WHAT IS EXPECTED >> Write the data below out again, with each line matching the original.

RECORD EXTRACTS section start

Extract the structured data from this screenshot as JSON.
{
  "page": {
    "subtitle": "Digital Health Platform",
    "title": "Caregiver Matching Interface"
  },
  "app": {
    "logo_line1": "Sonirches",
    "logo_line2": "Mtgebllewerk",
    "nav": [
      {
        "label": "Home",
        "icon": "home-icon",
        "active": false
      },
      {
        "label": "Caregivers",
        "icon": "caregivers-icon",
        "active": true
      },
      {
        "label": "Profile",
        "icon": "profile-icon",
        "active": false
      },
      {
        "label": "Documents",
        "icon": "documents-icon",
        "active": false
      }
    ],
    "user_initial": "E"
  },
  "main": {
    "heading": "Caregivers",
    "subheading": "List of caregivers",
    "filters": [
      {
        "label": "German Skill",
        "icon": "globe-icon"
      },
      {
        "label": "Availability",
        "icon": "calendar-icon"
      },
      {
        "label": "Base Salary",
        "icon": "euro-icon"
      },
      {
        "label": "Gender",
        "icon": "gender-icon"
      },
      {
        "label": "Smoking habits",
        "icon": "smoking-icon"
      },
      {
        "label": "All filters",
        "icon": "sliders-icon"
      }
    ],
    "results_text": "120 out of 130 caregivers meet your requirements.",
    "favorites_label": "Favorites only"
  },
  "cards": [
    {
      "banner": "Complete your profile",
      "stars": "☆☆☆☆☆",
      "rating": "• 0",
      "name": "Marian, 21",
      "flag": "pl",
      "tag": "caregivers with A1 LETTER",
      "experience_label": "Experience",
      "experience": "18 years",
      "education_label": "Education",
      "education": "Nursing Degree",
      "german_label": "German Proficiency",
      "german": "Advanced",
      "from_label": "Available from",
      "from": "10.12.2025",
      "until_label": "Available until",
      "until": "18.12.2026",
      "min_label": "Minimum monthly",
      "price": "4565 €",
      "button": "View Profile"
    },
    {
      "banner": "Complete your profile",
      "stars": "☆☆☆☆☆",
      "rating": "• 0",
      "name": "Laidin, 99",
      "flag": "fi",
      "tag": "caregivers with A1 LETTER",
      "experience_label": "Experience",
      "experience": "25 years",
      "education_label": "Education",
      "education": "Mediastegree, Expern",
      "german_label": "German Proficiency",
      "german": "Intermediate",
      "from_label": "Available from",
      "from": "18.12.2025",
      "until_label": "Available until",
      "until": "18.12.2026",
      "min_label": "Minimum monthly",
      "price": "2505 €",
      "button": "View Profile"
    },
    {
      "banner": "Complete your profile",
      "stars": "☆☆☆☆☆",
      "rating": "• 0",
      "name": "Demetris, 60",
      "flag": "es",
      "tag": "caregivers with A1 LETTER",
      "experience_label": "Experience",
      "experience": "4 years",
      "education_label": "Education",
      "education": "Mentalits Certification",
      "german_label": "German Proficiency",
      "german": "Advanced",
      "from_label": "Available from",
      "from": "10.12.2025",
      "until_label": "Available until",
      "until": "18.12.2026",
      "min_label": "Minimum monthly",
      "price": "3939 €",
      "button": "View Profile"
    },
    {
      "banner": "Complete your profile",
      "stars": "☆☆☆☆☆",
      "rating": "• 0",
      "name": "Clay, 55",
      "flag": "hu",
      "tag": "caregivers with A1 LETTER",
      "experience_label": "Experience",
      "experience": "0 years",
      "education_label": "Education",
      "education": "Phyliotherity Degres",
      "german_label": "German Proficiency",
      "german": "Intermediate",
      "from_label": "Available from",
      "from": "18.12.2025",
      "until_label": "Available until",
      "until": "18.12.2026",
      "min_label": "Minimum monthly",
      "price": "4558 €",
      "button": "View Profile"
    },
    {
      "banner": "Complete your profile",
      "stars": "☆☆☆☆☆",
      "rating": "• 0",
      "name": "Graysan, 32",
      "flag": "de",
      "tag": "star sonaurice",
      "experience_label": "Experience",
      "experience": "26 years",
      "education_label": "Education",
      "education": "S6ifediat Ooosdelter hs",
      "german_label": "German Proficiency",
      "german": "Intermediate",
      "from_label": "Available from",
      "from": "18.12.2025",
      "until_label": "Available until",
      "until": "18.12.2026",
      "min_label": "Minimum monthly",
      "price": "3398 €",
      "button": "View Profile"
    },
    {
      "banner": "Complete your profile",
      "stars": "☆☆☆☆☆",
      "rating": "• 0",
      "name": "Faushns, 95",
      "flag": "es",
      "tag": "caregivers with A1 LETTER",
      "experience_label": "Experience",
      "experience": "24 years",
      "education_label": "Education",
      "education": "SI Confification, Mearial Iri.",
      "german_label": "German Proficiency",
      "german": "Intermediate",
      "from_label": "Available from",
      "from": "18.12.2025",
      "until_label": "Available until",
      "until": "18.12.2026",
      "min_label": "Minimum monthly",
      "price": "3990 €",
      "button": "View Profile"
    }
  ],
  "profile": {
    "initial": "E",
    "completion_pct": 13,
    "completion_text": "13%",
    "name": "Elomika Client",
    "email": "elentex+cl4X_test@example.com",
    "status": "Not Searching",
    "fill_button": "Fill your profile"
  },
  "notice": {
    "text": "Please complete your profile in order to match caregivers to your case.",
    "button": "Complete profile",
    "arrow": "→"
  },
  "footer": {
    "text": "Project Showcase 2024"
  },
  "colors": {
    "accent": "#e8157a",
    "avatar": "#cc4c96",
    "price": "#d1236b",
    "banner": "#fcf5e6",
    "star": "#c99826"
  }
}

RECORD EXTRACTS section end

EXERCISE RESPONSE >>
Extract the structured data from this screenshot as JSON.
{
  "page": {
    "subtitle": "Digital Health Platform",
    "title": "Caregiver Matching Interface"
  },
  "app": {
    "logo_line1": "Sonirches",
    "logo_line2": "Mtgebllewerk",
    "nav": [
      {
        "label": "Home",
        "icon": "home-icon",
        "active": false
      },
      {
        "label": "Caregivers",
        "icon": "caregivers-icon",
        "active": true
      },
      {
        "label": "Profile",
        "icon": "profile-icon",
        "active": false
      },
      {
        "label": "Documents",
        "icon": "documents-icon",
        "active": false
      }
    ],
    "user_initial": "E"
  },
  "main": {
    "heading": "Caregivers",
    "subheading": "List of caregivers",
    "filters": [
      {
        "label": "German Skill",
        "icon": "globe-icon"
      },
      {
        "label": "Availability",
        "icon": "calendar-icon"
      },
      {
        "label": "Base Salary",
        "icon": "euro-icon"
      },
      {
        "label": "Gender",
        "icon": "gender-icon"
      },
      {
        "label": "Smoking habits",
        "icon": "smoking-icon"
      },
      {
        "label": "All filters",
        "icon": "sliders-icon"
      }
    ],
    "results_text": "120 out of 130 caregivers meet your requirements.",
    "favorites_label": "Favorites only"
  },
  "cards": [
    {
      "banner": "Complete your profile",
      "stars": "☆☆☆☆☆",
      "rating": "• 0",
      "name": "Marian, 21",
      "flag": "pl",
      "tag": "caregivers with A1 LETTER",
      "experience_label": "Experience",
      "experience": "18 years",
      "education_label": "Education",
      "education": "Nursing Degree",
      "german_label": "German Proficiency",
      "german": "Advanced",
      "from_label": "Available from",
      "from": "10.12.2025",
      "until_label": "Available until",
      "until": "18.12.2026",
      "min_label": "Minimum monthly",
      "price": "4565 €",
      "button": "View Profile"
    },
    {
      "banner": "Complete your profile",
      "stars": "☆☆☆☆☆",
      "rating": "• 0",
      "name": "Laidin, 99",
      "flag": "fi",
      "tag": "caregivers with A1 LETTER",
      "experience_label": "Experience",
      "experience": "25 years",
      "education_label": "Education",
      "education": "Mediastegree, Expern",
      "german_label": "German Proficiency",
      "german": "Intermediate",
      "from_label": "Available from",
      "from": "18.12.2025",
      "until_label": "Available until",
      "until": "18.12.2026",
      "min_label": "Minimum monthly",
      "price": "2505 €",
      "button": "View Profile"
    },
    {
      "banner": "Complete your profile",
      "stars": "☆☆☆☆☆",
      "rating": "• 0",
      "name": "Demetris, 60",
      "flag": "es",
      "tag": "caregivers with A1 LETTER",
      "experience_label": "Experience",
      "experience": "4 years",
      "education_label": "Education",
      "education": "Mentalits Certification",
      "german_label": "German Proficiency",
      "german": "Advanced",
      "from_label": "Available from",
      "from": "10.12.2025",
      "until_label": "Available until",
      "until": "18.12.2026",
      "min_label": "Minimum monthly",
      "price": "3939 €",
      "button": "View Profile"
    },
    {
      "banner": "Complete your profile",
      "stars": "☆☆☆☆☆",
      "rating": "• 0",
      "name": "Clay, 55",
      "flag": "hu",
      "tag": "caregivers with A1 LETTER",
      "experience_label": "Experience",
      "experience": "0 years",
      "education_label": "Education",
      "education": "Phyliotherity Degres",
      "german_label": "German Proficiency",
      "german": "Intermediate",
      "from_label": "Available from",
      "from": "18.12.2025",
      "until_label": "Available until",
      "until": "18.12.2026",
      "min_label": "Minimum monthly",
      "price": "4558 €",
      "button": "View Profile"
    },
    {
      "banner": "Complete your profile",
      "stars": "☆☆☆☆☆",
      "rating": "• 0",
      "name": "Graysan, 32",
      "flag": "de",
      "tag": "star sonaurice",
      "experience_label": "Experience",
      "experience": "26 years",
      "education_label": "Education",
      "education": "S6ifediat Ooosdelter hs",
      "german_label": "German Proficiency",
      "german": "Intermediate",
      "from_label": "Available from",
      "from": "18.12.2025",
      "until_label": "Available until",
      "until": "18.12.2026",
      "min_label": "Minimum monthly",
      "price": "3398 €",
      "button": "View Profile"
    },
    {
      "banner": "Complete your profile",
      "stars": "☆☆☆☆☆",
      "rating": "• 0",
      "name": "Faushns, 95",
      "flag": "es",
      "tag": "caregivers with A1 LETTER",
      "experience_label": "Experience",
      "experience": "24 years",
      "education_label": "Education",
      "education": "SI Confification, Mearial Iri.",
      "german_label": "German Proficiency",
      "german": "Intermediate",
      "from_label": "Available from",
      "from": "18.12.2025",
      "until_label": "Available until",
      "until": "18.12.2026",
      "min_label": "Minimum monthly",
      "price": "3990 €",
      "button": "View Profile"
    }
  ],
  "profile": {
    "initial": "E",
    "completion_pct": 13,
    "completion_text": "13%",
    "name": "Elomika Client",
    "email": "elentex+cl4X_test@example.com",
    "status": "Not Searching",
    "fill_button": "Fill your profile"
  },
  "notice": {
    "text": "Please complete your profile in order to match caregivers to your case.",
    "button": "Complete profile",
    "arrow": "→"
  },
  "footer": {
    "text": "Project Showcase 2024"
  },
  "colors": {
    "accent": "#e8157a",
    "avatar": "#cc4c96",
    "price": "#d1236b",
    "banner": "#fcf5e6",
    "star": "#c99826"
  }
}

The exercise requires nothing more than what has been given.